WHAT TO WORK ON
For this exercise, write out the full listing that follows exactly and skip its pictures.

RECORDS TO USE
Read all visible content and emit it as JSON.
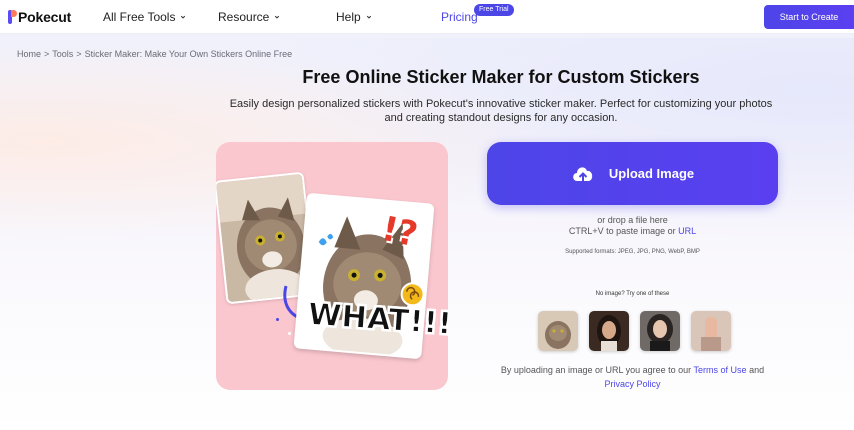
{
  "header": {
    "logo_text": "Pokecut",
    "nav": [
      {
        "label": "All Free Tools"
      },
      {
        "label": "Resource"
      },
      {
        "label": "Help"
      }
    ],
    "pricing_label": "Pricing",
    "pricing_badge": "Free Trial",
    "cta_label": "Start to Create"
  },
  "breadcrumb": {
    "items": [
      "Home",
      "Tools",
      "Sticker Maker: Make Your Own Stickers Online Free"
    ],
    "separator": ">"
  },
  "hero": {
    "title": "Free Online Sticker Maker for Custom Stickers",
    "subtitle": "Easily design personalized stickers with Pokecut's innovative sticker maker. Perfect for customizing your photos and creating standout designs for any occasion."
  },
  "illustration": {
    "sticker_text": "WHAT!!!",
    "exclaim": "!?"
  },
  "upload": {
    "button_label": "Upload Image",
    "drop_line": "or drop a file here",
    "paste_line": "CTRL+V to paste image or",
    "url_label": "URL",
    "formats": "Supported formats: JPEG, JPG, PNG, WebP, BMP",
    "try_text": "No image? Try one of these",
    "agree_prefix": "By uploading an image or URL you agree to our",
    "terms_label": "Terms of Use",
    "and_word": "and",
    "privacy_label": "Privacy Policy"
  },
  "colors": {
    "accent": "#4c46e6",
    "card_bg": "#fbc7cf"
  }
}
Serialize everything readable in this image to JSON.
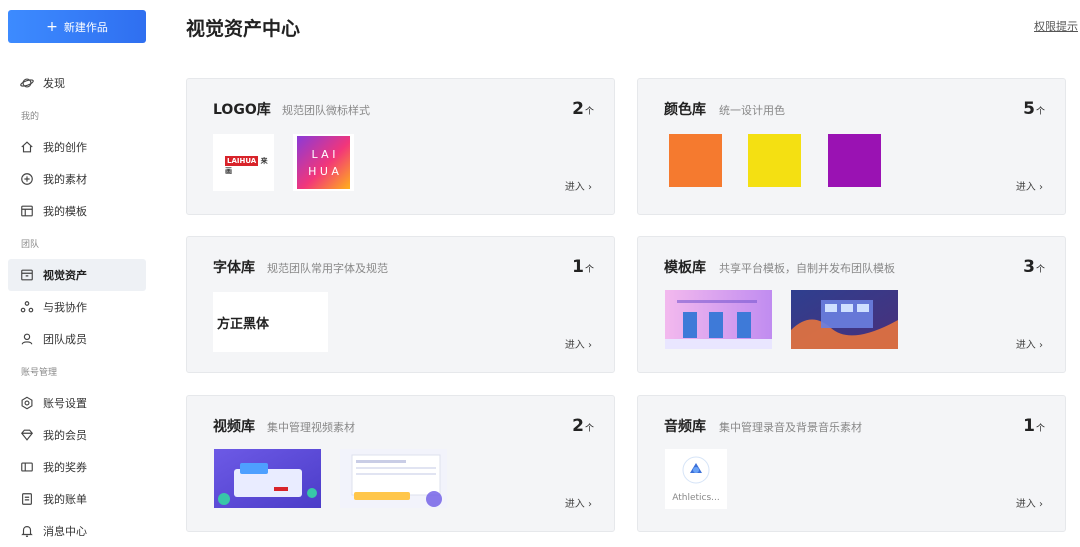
{
  "sidebar": {
    "new_button_label": "新建作品",
    "discover": "发现",
    "section_mine": "我的",
    "my_creations": "我的创作",
    "my_materials": "我的素材",
    "my_templates": "我的模板",
    "section_team": "团队",
    "visual_assets": "视觉资产",
    "collab": "与我协作",
    "team_members": "团队成员",
    "section_account": "账号管理",
    "account_settings": "账号设置",
    "my_membership": "我的会员",
    "my_rewards": "我的奖券",
    "my_bills": "我的账单",
    "messages": "消息中心"
  },
  "header": {
    "title": "视觉资产中心",
    "permission_link": "权限提示"
  },
  "cards": {
    "logo": {
      "title": "LOGO库",
      "desc": "规范团队微标样式",
      "count": "2",
      "unit": "个",
      "enter": "进入 ›"
    },
    "color": {
      "title": "颜色库",
      "desc": "统一设计用色",
      "count": "5",
      "unit": "个",
      "enter": "进入 ›",
      "swatches": [
        "#f57a2f",
        "#f4e012",
        "#9a12b3"
      ]
    },
    "font": {
      "title": "字体库",
      "desc": "规范团队常用字体及规范",
      "count": "1",
      "unit": "个",
      "enter": "进入 ›",
      "font_sample": "方正黑体"
    },
    "template": {
      "title": "模板库",
      "desc": "共享平台模板，自制并发布团队模板",
      "count": "3",
      "unit": "个",
      "enter": "进入 ›"
    },
    "video": {
      "title": "视频库",
      "desc": "集中管理视频素材",
      "count": "2",
      "unit": "个",
      "enter": "进入 ›"
    },
    "audio": {
      "title": "音频库",
      "desc": "集中管理录音及背景音乐素材",
      "count": "1",
      "unit": "个",
      "enter": "进入 ›",
      "audio_name": "Athletics..."
    }
  },
  "logos": {
    "laihua_tag": "LAIHUA",
    "laihua_cn": "来画",
    "laihua_big": [
      "L A I",
      "H U A"
    ]
  }
}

ANSWER BOX
Read all visible content and emit it as JSON.
{
  "header": {
    "logo_text": "Pokecut",
    "nav": [
      {
        "label": "All Free Tools"
      },
      {
        "label": "Resource"
      },
      {
        "label": "Help"
      }
    ],
    "pricing_label": "Pricing",
    "pricing_badge": "Free Trial",
    "cta_label": "Start to Create"
  },
  "breadcrumb": {
    "items": [
      "Home",
      "Tools",
      "Sticker Maker: Make Your Own Stickers Online Free"
    ],
    "separator": ">"
  },
  "hero": {
    "title": "Free Online Sticker Maker for Custom Stickers",
    "subtitle": "Easily design personalized stickers with Pokecut's innovative sticker maker. Perfect for customizing your photos and creating standout designs for any occasion."
  },
  "illustration": {
    "sticker_text": "WHAT!!!",
    "exclaim": "!?"
  },
  "upload": {
    "button_label": "Upload Image",
    "drop_line": "or drop a file here",
    "paste_line": "CTRL+V to paste image or",
    "url_label": "URL",
    "formats": "Supported formats: JPEG, JPG, PNG, WebP, BMP",
    "try_text": "No image? Try one of these",
    "agree_prefix": "By uploading an image or URL you agree to our",
    "terms_label": "Terms of Use",
    "and_word": "and",
    "privacy_label": "Privacy Policy"
  },
  "colors": {
    "accent": "#4c46e6",
    "card_bg": "#fbc7cf"
  }
}
Serialize everything readable in this image to JSON.
{
  "sidebar": {
    "new_button_label": "新建作品",
    "discover": "发现",
    "section_mine": "我的",
    "my_creations": "我的创作",
    "my_materials": "我的素材",
    "my_templates": "我的模板",
    "section_team": "团队",
    "visual_assets": "视觉资产",
    "collab": "与我协作",
    "team_members": "团队成员",
    "section_account": "账号管理",
    "account_settings": "账号设置",
    "my_membership": "我的会员",
    "my_rewards": "我的奖券",
    "my_bills": "我的账单",
    "messages": "消息中心"
  },
  "header": {
    "title": "视觉资产中心",
    "permission_link": "权限提示"
  },
  "cards": {
    "logo": {
      "title": "LOGO库",
      "desc": "规范团队微标样式",
      "count": "2",
      "unit": "个",
      "enter": "进入 ›"
    },
    "color": {
      "title": "颜色库",
      "desc": "统一设计用色",
      "count": "5",
      "unit": "个",
      "enter": "进入 ›",
      "swatches": [
        "#f57a2f",
        "#f4e012",
        "#9a12b3"
      ]
    },
    "font": {
      "title": "字体库",
      "desc": "规范团队常用字体及规范",
      "count": "1",
      "unit": "个",
      "enter": "进入 ›",
      "font_sample": "方正黑体"
    },
    "template": {
      "title": "模板库",
      "desc": "共享平台模板，自制并发布团队模板",
      "count": "3",
      "unit": "个",
      "enter": "进入 ›"
    },
    "video": {
      "title": "视频库",
      "desc": "集中管理视频素材",
      "count": "2",
      "unit": "个",
      "enter": "进入 ›"
    },
    "audio": {
      "title": "音频库",
      "desc": "集中管理录音及背景音乐素材",
      "count": "1",
      "unit": "个",
      "enter": "进入 ›",
      "audio_name": "Athletics..."
    }
  },
  "logos": {
    "laihua_tag": "LAIHUA",
    "laihua_cn": "来画",
    "laihua_big": [
      "L A I",
      "H U A"
    ]
  }
}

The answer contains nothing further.